Quite often these days I do not watch programmes on TV which I suspect will be harrowing. There is only so much grief and despair which one can take on, and so, if I can choose to avoid it being beamed into my sitting room, I do so.
This is why I did not intend to watch Boy A on Channel 4 recently, but I did record it for my husband and by chance found myself caught up in the sheer awfulness of the developing tragedy when I started a run-through of the video to find something else of an entirely lighter nature, which I had also recorded.
The feelings I had then have been brought back to my mind again by a book review in the Guardian of Saturday 8 December 2007 revealing that the Channel 4 film was based on a story by Jonathan Trigell. Apparently his book was originally published in 2004 by Serpent’s Tail and has now been re-issued to accompany the film which I saw. I missed the book first time around, so I have now ordered it from a bookshop, so that I can take more time to think about the loose ends and the many questions which the film raised for me.
The film was such an excellent piece of ‘faction’ that I have thought about it as a real life narrative and have thought about the issues it raised as if it were real life. It certainly made me revisit a number of similar occurrences from my past career. It could no doubt be used as teaching material for trainee teachers and social workers.
The story of Boy A had familiar echoes of other children killed by children and the animosity demonstrated by adult members of the public towards the young murderers, not to mention the hysteria of a press pack in full chase.
As someone who has spent a long career in both education and social care I was saddened by the way in which both these and other agencies were portrayed as having failed two boys – because although the subject of the film was called Boy A, there was also another boy involved, presumably known as Boy B.
The film showed both boys suffering social, material and emotional deprivation up to the point of committing murder. Both had virtually dropped out of their respective schools and, although they must have been only around 12 years of age, no one seemed to notice, or care, or do anything about it. So the two boys fell into company with each other and wandered around getting into scrapes, until the day when they and a little girl were all in the wrong place at the wrong time.
The early part of the story was told mainly in flash backs experienced by Boy A. I think probably the scene which caught my attention and made me wind back and watch the whole programme was the court scene, where the two little boys, whose legs did not reach the floor from their chairs, sat before the full might of the English criminal court system.
Nobody had cared enough to see that their families had help and support, or that they had received appropriate schooling before they got to this point, but plenty of resources could now be spent in bringing them to ‘justice’ and punishing them for most of their childhoods.
Boy B was indeed punished by his peers, whilst supposedly safe in an institution. Boy A survived his custodial sentence, but returned to ‘the community’ to continue his ordeal.
The tragic end to the story caused me to think about ripples – how in real life one action leads to other, and then to the often unintended or unforeseen, consequences, which go on and on. Like the ripples from a stone dropped into water.

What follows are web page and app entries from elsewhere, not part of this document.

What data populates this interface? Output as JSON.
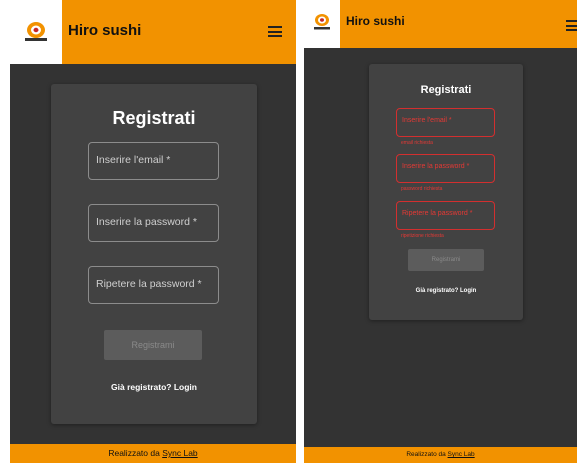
{
  "app": {
    "title": "Hiro sushi"
  },
  "register": {
    "title": "Registrati",
    "email_label": "Inserire l'email *",
    "password_label": "Inserire la password *",
    "repeat_password_label": "Ripetere la password *",
    "submit_label": "Registrami",
    "login_link": "Già registrato? Login"
  },
  "errors": {
    "email": "email richiesta",
    "password": "password richiesta",
    "repeat_password": "ripetizione richiesta"
  },
  "footer": {
    "text": "Realizzato da",
    "link": "Sync Lab"
  },
  "colors": {
    "header": "#f29200",
    "background": "#333333",
    "card": "#424242",
    "error": "#e53935"
  },
  "icons": {
    "logo": "sushi-logo-icon",
    "menu": "hamburger-menu-icon"
  }
}
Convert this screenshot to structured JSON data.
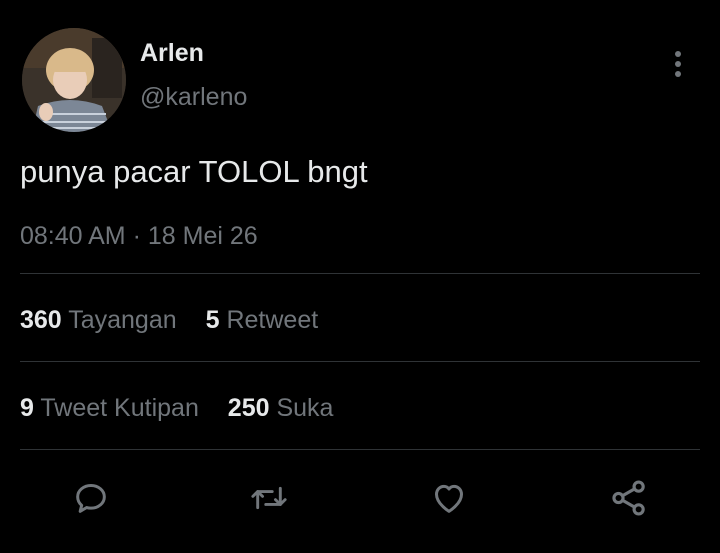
{
  "user": {
    "display_name": "Arlen",
    "handle": "@karleno",
    "avatar": "user-photo"
  },
  "tweet": {
    "text": "punya pacar TOLOL bngt",
    "time": "08:40 AM",
    "separator": "·",
    "date": "18 Mei 26"
  },
  "stats": {
    "views": {
      "count": "360",
      "label": "Tayangan"
    },
    "retweets": {
      "count": "5",
      "label": "Retweet"
    },
    "quotes": {
      "count": "9",
      "label": "Tweet Kutipan"
    },
    "likes": {
      "count": "250",
      "label": "Suka"
    }
  },
  "actions": [
    "reply-icon",
    "retweet-icon",
    "like-icon",
    "share-icon"
  ],
  "colors": {
    "background": "#000000",
    "text_primary": "#e7e9ea",
    "text_secondary": "#71767b",
    "divider": "#2f3336"
  }
}
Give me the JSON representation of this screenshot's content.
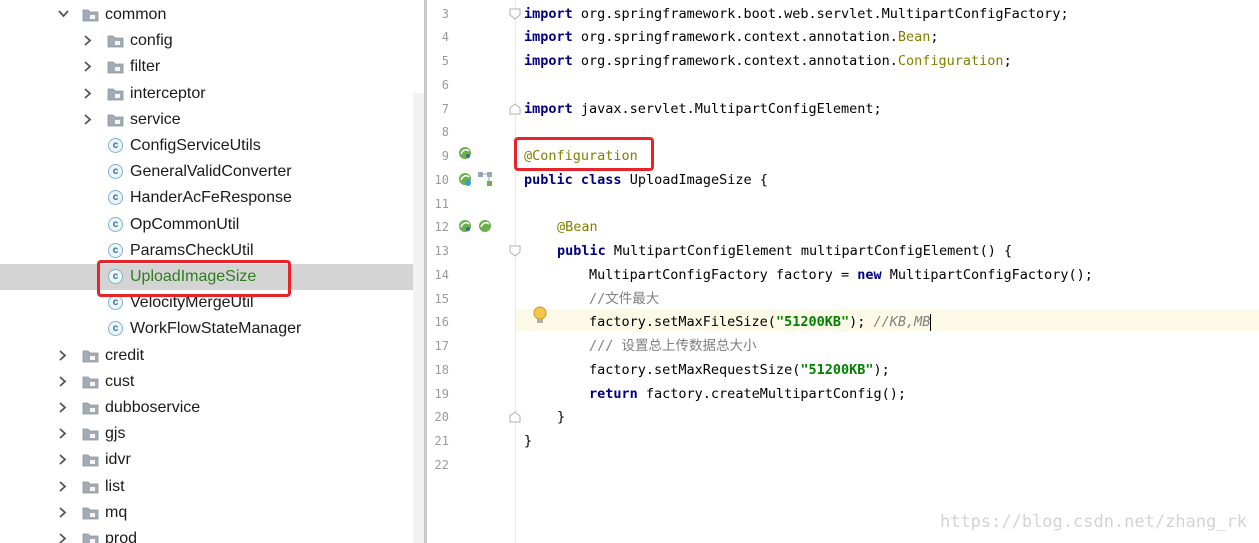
{
  "tree": {
    "items": [
      {
        "label": "common",
        "type": "folder",
        "expanded": true
      },
      {
        "label": "config",
        "type": "folder",
        "expanded": false
      },
      {
        "label": "filter",
        "type": "folder",
        "expanded": false
      },
      {
        "label": "interceptor",
        "type": "folder",
        "expanded": false
      },
      {
        "label": "service",
        "type": "folder",
        "expanded": false
      },
      {
        "label": "ConfigServiceUtils",
        "type": "class"
      },
      {
        "label": "GeneralValidConverter",
        "type": "class"
      },
      {
        "label": "HanderAcFeResponse",
        "type": "class"
      },
      {
        "label": "OpCommonUtil",
        "type": "class"
      },
      {
        "label": "ParamsCheckUtil",
        "type": "class"
      },
      {
        "label": "UploadImageSize",
        "type": "class",
        "selected": true
      },
      {
        "label": "VelocityMergeUtil",
        "type": "class"
      },
      {
        "label": "WorkFlowStateManager",
        "type": "class"
      },
      {
        "label": "credit",
        "type": "folder",
        "expanded": false
      },
      {
        "label": "cust",
        "type": "folder",
        "expanded": false
      },
      {
        "label": "dubboservice",
        "type": "folder",
        "expanded": false
      },
      {
        "label": "gjs",
        "type": "folder",
        "expanded": false
      },
      {
        "label": "idvr",
        "type": "folder",
        "expanded": false
      },
      {
        "label": "list",
        "type": "folder",
        "expanded": false
      },
      {
        "label": "mq",
        "type": "folder",
        "expanded": false
      },
      {
        "label": "prod",
        "type": "folder",
        "expanded": false
      }
    ],
    "class_icon_letter": "c"
  },
  "editor": {
    "line_numbers": [
      "3",
      "4",
      "5",
      "6",
      "7",
      "8",
      "9",
      "10",
      "11",
      "12",
      "13",
      "14",
      "15",
      "16",
      "17",
      "18",
      "19",
      "20",
      "21",
      "22"
    ],
    "l3": {
      "kw": "import",
      "rest": " org.springframework.boot.web.servlet.MultipartConfigFactory;"
    },
    "l4": {
      "kw": "import",
      "rest": " org.springframework.context.annotation.",
      "cls": "Bean",
      "end": ";"
    },
    "l5": {
      "kw": "import",
      "rest": " org.springframework.context.annotation.",
      "cls": "Configuration",
      "end": ";"
    },
    "l7": {
      "kw": "import",
      "rest": " javax.servlet.MultipartConfigElement;"
    },
    "l9": {
      "ann": "@Configuration"
    },
    "l10": {
      "kw1": "public",
      "kw2": "class",
      "rest": " UploadImageSize {"
    },
    "l12": {
      "ann": "@Bean"
    },
    "l13": {
      "kw": "public",
      "rest": " MultipartConfigElement multipartConfigElement() {"
    },
    "l14": {
      "a": "MultipartConfigFactory factory = ",
      "kw": "new",
      "b": " MultipartConfigFactory();"
    },
    "l15": {
      "cmt": "//文件最大"
    },
    "l16": {
      "a": "factory.setMaxFileSize(",
      "str": "\"51200KB\"",
      "b": "); ",
      "cmt": "//KB,MB"
    },
    "l17": {
      "cmt": "/// 设置总上传数据总大小"
    },
    "l18": {
      "a": "factory.setMaxRequestSize(",
      "str": "\"51200KB\"",
      "b": ");"
    },
    "l19": {
      "kw": "return",
      "rest": " factory.createMultipartConfig();"
    },
    "l20": {
      "text": "}"
    },
    "l21": {
      "text": "}"
    }
  },
  "watermark": "https://blog.csdn.net/zhang_rk",
  "colors": {
    "highlight_box": "#e8232a",
    "selected_row": "#d4d4d4",
    "current_line": "#fcfae6"
  }
}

Presumably the fictional well-to-do family of the girl victim had to undergo the grieving process and live with their rage at the two perpetrators lifelong. How did it affect other children they had or might have? How did affect their relationship?
Certainly the stress split up Boy A’s mother and father. His mother took his younger brother to remove him from the hostility Boy A’s notoriety had created in the neighbourhood. The younger brother grew up with his mother, burdened by her terminal illness until she died. When he then sought out his father again, the boy’s feelings of anger and rejection and his supposition that his father loved his brother more than himself led to yet more fatal tragedy in the end.
When Boy A was released, he faced huge problems. Much of the youth language and culture were unknown to him and he had no idea how to relate to his peers. His rented room remained like the cell in which he had spent adolescence. He didn’t know what to do with his wages.
His final act set off yet more ripples. The lives of his father, his brother, his friend at work and the girl to whom he was learning to relate would all be rocked, and the ripples would continue to buffet them for years.
Did anyone who had been involved along the way ever wonder if it could have been different or think about the ripples their actions and inactions created for others for years afterwards? What about the inadequate parents, the schools, the welfare agencies? Did nobody see the need to intervene to help two boys who were failing and being failed educationally? Did no-one notice that Boy B’s responses quickly accelerated out of all proportion so that even as a small boy his violence subdued the gang of local bully boys? Did the secure institution really let a young boy develop into a bewildered young man with no social skills?
Most of all I wondered about the criminal justice system which literally tore two small boys from the arms of their parents and locked them away. Apart from the unforeseen and unintended outcomes for those whose innocent lives were touched by the awful drama, what benefit was there to any of the three children?
Finally, of course, there was the baying press pack of journalists with their cheque books, who had no concern for anything but their pictures and their stories. Creating ripples? Wrecking yet more lives? Do they give a damn?
This was powerfully written and impressively acted fiction, which was so uncomfortably close to many real lives which had touched mine over the years, that I found myself thinking, questioning and responding as if it had been a true to life documentary.
Serpent’s Tail (2004)